He is also concentrating once again on film-making. Slowly but surely, it’s taking over photography as his main love. “I think the thing about film-making was that it was quite exciting, because it was pushing me somewhere I’d never been before. I was learning again.”
It’s all in the early stages – he talks a lot about reading up on the process, speaking to his agent. He’s toying with making a short piece about the homeless man who resides at the bottom of his building in Silicon Valley. A documentary. “I’ve just started to communicate with him. I just talk to people. Something will come of it, and I think that’s quite an interesting angle.”
He’s also well into the creation of another short film with an author pal, about a small town “deep, deep, deep” in Louisiana’s bayou system called Bayou Chene. “It was a tiny place, but I was fascinated by it. We’ve been doing tons of research.” He’s in talks with Hollywood sorts about making it into something longer. “To be honest, if I make one film and it does well, then I’m happy,” he says. “Even if I never did another film after that, I’d still be happy.”
It’s the way that O’Brien’s mind works. He’s constantly searching for new experiences. He’s determined to find something worth photographing in Silicon Valley. The morning before, he went on a three-hour walk, just exploring. It wasn’t fruitful. But he knows he’ll find something eventually. He’ll end up talking to someone who knows someone who knows someone else – and there will be a story, somewhere along the line. “I still think the same way that I used to think as a kid,” he says. “I’m very spontaneous and impatient. I like to discover things, and I think it helps the photography, too, because when I get somewhere I want to be, I get really excited.

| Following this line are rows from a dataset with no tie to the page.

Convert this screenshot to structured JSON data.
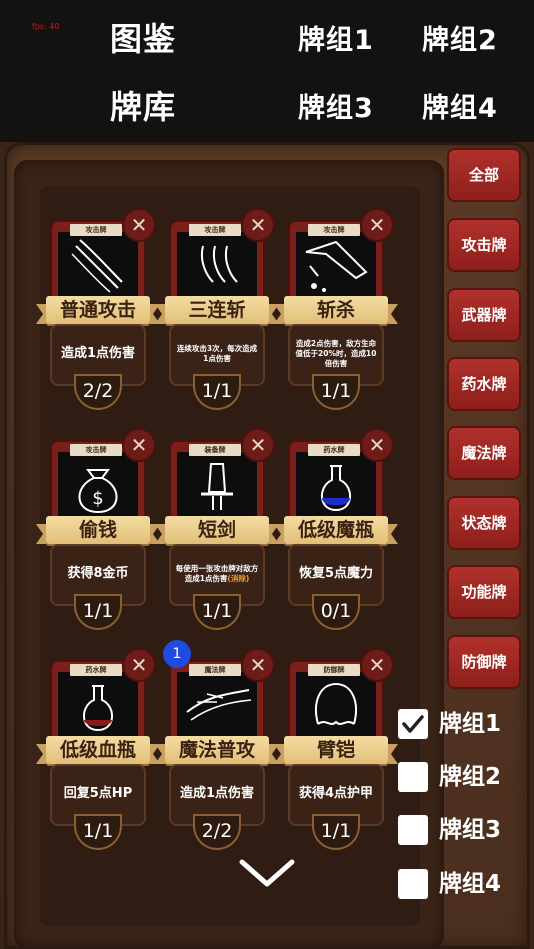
{
  "fps": "fps: 40",
  "top_nav": {
    "codex": "图鉴",
    "library": "牌库",
    "deck1": "牌组1",
    "deck2": "牌组2",
    "deck3": "牌组3",
    "deck4": "牌组4"
  },
  "filters": [
    "全部",
    "攻击牌",
    "武器牌",
    "药水牌",
    "魔法牌",
    "状态牌",
    "功能牌",
    "防御牌"
  ],
  "cards": [
    {
      "type": "攻击牌",
      "name": "普通攻击",
      "desc": "造成1点伤害",
      "desc_small": false,
      "count": "2/2",
      "icon": "slash-icon"
    },
    {
      "type": "攻击牌",
      "name": "三连斩",
      "desc": "连续攻击3次，每次造成1点伤害",
      "desc_small": true,
      "count": "1/1",
      "icon": "triple-slash-icon"
    },
    {
      "type": "攻击牌",
      "name": "斩杀",
      "desc": "造成2点伤害，敌方生命值低于20%时，造成10倍伤害",
      "desc_small": true,
      "count": "1/1",
      "icon": "blade-icon"
    },
    {
      "type": "攻击牌",
      "name": "偷钱",
      "desc": "获得8金币",
      "desc_small": false,
      "count": "1/1",
      "icon": "money-bag-icon"
    },
    {
      "type": "装备牌",
      "name": "短剑",
      "desc": "每使用一张攻击牌对敌方造成1点伤害",
      "desc_highlight": "(消除)",
      "desc_small": true,
      "count": "1/1",
      "icon": "short-sword-icon"
    },
    {
      "type": "药水牌",
      "name": "低级魔瓶",
      "desc": "恢复5点魔力",
      "desc_small": false,
      "count": "0/1",
      "icon": "mana-flask-icon"
    },
    {
      "type": "药水牌",
      "name": "低级血瓶",
      "desc": "回复5点HP",
      "desc_small": false,
      "count": "1/1",
      "icon": "health-flask-icon"
    },
    {
      "type": "魔法牌",
      "name": "魔法普攻",
      "desc": "造成1点伤害",
      "desc_small": false,
      "count": "2/2",
      "icon": "magic-strike-icon",
      "badge": "1"
    },
    {
      "type": "防御牌",
      "name": "臂铠",
      "desc": "获得4点护甲",
      "desc_small": false,
      "count": "1/1",
      "icon": "armguard-icon"
    }
  ],
  "deck_checks": [
    {
      "label": "牌组1",
      "checked": true
    },
    {
      "label": "牌组2",
      "checked": false
    },
    {
      "label": "牌组3",
      "checked": false
    },
    {
      "label": "牌组4",
      "checked": false
    }
  ],
  "colors": {
    "accent_red": "#a8302a",
    "ribbon_gold": "#e9c987",
    "panel_brown": "#3a2418",
    "badge_blue": "#1f4be0"
  }
}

Even if it’s just a pile of leaves on the ground.”
Taken from Issue 57 of 10 Magazine, TRUE RANDOM AUTHENTIC, on newsstands now…